States Parties are countries which have adhered to the World Heritage Convention. They thereby agree to identify and nominate properties on their national territory to be considered for inscription on the World Heritage List. When a State Party nominates a property, it gives details of how a property is protected and provides a management plan for its upkeep. States Parties are also expected to protect the World Heritage values of the properties inscribed and are encouraged to report periodically on their condition. (Text based on the World Heritage Centre's website).
A Tentative List is an inventory of those properties which each State Party intends to consider for nomination. States Parties are encouraged to submit their Tentative Lists, properties which they consider to be cultural and/or natural heritage of Outstanding Universal Value and therefore suitable for inscription on the World Heritage List. Nominations to the World Heritage List will not be considered unless the nominated property has already been included on the State Party's Tentative List. (Text based on the World Heritage Centre's website).

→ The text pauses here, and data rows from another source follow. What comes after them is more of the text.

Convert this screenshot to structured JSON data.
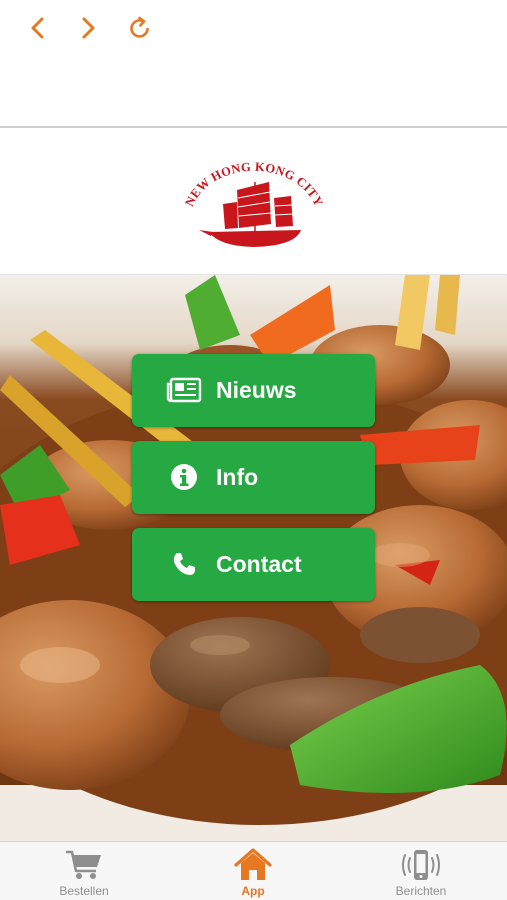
{
  "colors": {
    "accent": "#e87722",
    "button_green": "#26a843",
    "brand_red": "#c8161d",
    "tab_inactive": "#8e8e8e"
  },
  "browser_nav": {
    "back_icon": "chevron-left-icon",
    "forward_icon": "chevron-right-icon",
    "reload_icon": "reload-icon"
  },
  "logo": {
    "text": "NEW HONG KONG CITY"
  },
  "menu": {
    "items": [
      {
        "label": "Nieuws",
        "icon": "newspaper-icon"
      },
      {
        "label": "Info",
        "icon": "info-icon"
      },
      {
        "label": "Contact",
        "icon": "phone-icon"
      }
    ]
  },
  "tabbar": {
    "items": [
      {
        "label": "Bestellen",
        "icon": "cart-icon",
        "active": false
      },
      {
        "label": "App",
        "icon": "home-icon",
        "active": true
      },
      {
        "label": "Berichten",
        "icon": "vibrating-phone-icon",
        "active": false
      }
    ]
  }
}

For more information on Tentative Lists, see paragraphs 62-76 of the Operational Guidelines.
ICOMOS undertakes comparative and thematic studies, often with partner organizations, in order to provide a synthesis of current research and knowledge on a specific theme and/or region. In particular, these studies provide State Parties wishing to submit a property for inscription on the World Heritage List with a framework to carry out comparative analyses.
The Convention Concerning the Protection of the World Cultural and Natural Heritage, or World Heritage Convention, was adopted by UNESCO in 1972. It is dedicated to the identification, protection, presentation and transmission of cultural and natural heritage worldwide. To this end, properties deemed to be of Outstanding Universal Value are inscribed each year on the World Heritage List. Today, nearly 200 countries, known as States Parties, have ratified the Convention and pledged to protect the common heritage of humankind.
The World Heritage Committee is the body responsible for the implementation of the World Heritage Convention. It consists of representatives from 21 of the States Parties to the Convention elected by their General Assembly every two years. According to the World Heritage Convention, a Committee member's term of office is for six years, but most States Parties choose voluntarily to be Members of the Committee for only four years, in order to give other States Parties an opportunity to be on the Committee.
The Committee has the final say on whether a property is inscribed on the World Heritage List. It examines reports on the state of conservation of inscribed properties and asks States Parties to take action when properties are not properly managed. The annual session of the Committee is usually held in June or July. (This text is based on the World Heritage Centre's website.)
The World Heritage Fund amounts to US$3 million annually to support activities decided by the World Heritage Committee, related to International Assistance, States of Conservation and Nominations. It includes compulsory and voluntary contributions from the States Parties, as well as from private donations. The World Heritage Committee allocates funds according to the urgency of requests, priority being given to the most threatened sites. (Text based on the World Heritage Centre's website)
The provisions relating to the World Heritage Fund and international assistance are described in section VII of the Operational Guidelines.